By Kylie Sharkey
Malcom O’Hagan, and his museum, are distinct amongst his fellow panelists and their institutions. A retired engineer, O’Hagan describes himself, saying, “I’m black and white person…not a creative cell in my body.” And while he notes his passion for literature, his self-deprecating tone prevails, “I’m not a very good reader but I like book clubs because they have better readers than me.” Despite his playful put-downs, O’Hagan is undoubtedly a driven, innovative, and intellectual man as evidenced by his goal of creating the first ever American Writers Museum.
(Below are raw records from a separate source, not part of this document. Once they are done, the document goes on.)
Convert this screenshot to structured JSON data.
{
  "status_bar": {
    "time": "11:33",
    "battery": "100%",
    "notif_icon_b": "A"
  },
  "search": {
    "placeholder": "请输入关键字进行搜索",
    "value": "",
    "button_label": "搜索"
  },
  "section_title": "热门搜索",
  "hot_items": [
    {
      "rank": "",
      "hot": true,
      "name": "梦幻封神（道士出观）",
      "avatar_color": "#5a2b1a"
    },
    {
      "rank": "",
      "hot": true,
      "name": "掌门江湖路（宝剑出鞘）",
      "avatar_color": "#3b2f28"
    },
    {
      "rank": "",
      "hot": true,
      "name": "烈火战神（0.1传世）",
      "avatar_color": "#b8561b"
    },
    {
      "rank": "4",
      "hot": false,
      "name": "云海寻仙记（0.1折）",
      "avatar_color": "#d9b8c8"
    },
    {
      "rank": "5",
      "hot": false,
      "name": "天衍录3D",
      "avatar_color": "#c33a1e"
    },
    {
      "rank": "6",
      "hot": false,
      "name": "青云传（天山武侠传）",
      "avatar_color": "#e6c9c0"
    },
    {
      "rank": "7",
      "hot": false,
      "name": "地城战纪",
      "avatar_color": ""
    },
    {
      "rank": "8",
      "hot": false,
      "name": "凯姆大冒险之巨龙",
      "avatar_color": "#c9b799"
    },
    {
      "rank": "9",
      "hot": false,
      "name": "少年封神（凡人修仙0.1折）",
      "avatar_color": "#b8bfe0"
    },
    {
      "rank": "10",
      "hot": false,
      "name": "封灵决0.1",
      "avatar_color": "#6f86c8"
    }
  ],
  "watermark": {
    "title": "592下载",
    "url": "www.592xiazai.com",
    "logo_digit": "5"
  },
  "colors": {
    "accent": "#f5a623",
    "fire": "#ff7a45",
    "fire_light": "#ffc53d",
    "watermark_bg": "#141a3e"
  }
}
Still in the stages of development, the American Writers Museum is set to open in Chicago in 2017.
O’Hagan hopes that his institution will, “help people understand the impact of writers on history”. This goal, however, is deceptively difficult. “Looking at book,” O’Hagan asserts, “is not very inspirational.” To demonstrate his point, he uses the Gutenberg Bible in the Library of Congress as an example. Displayed behind glass, the book, though monumentally significant, offers audiences little in the way of experience. To truly understand the artifact, O’Hagan argues that you need to know the context of the object, “tell me the story, take me from the manuscript to the printing press.” But how to best tell writer’s stories is a constant methodological conundrum—one which O’Hagan is determined to tackle.
According to the founder, modern museums should not be judged solely by the size of their collections but by their quality of their visitor’s experiences and the effectiveness of their presentation techniques. And while many institutions offer virtual versions of museum visits, O’Hagan exalts the importance of a physical site, “museums are three dimensional… I don’t get a lot of experience from looking at a screen. I get information, but not experience.” These sites, however, do not have to be necessarily unique. On the contrary, O’Hagan notes the benefits of franchise museums. For while his institution will offer Chicago an American Writer’s Museum, that does little for those who are unable to travel to visit the location. By moving away from collection-centric thinking, O’Hagan suggests that his museum, “could be duplicated in every city.”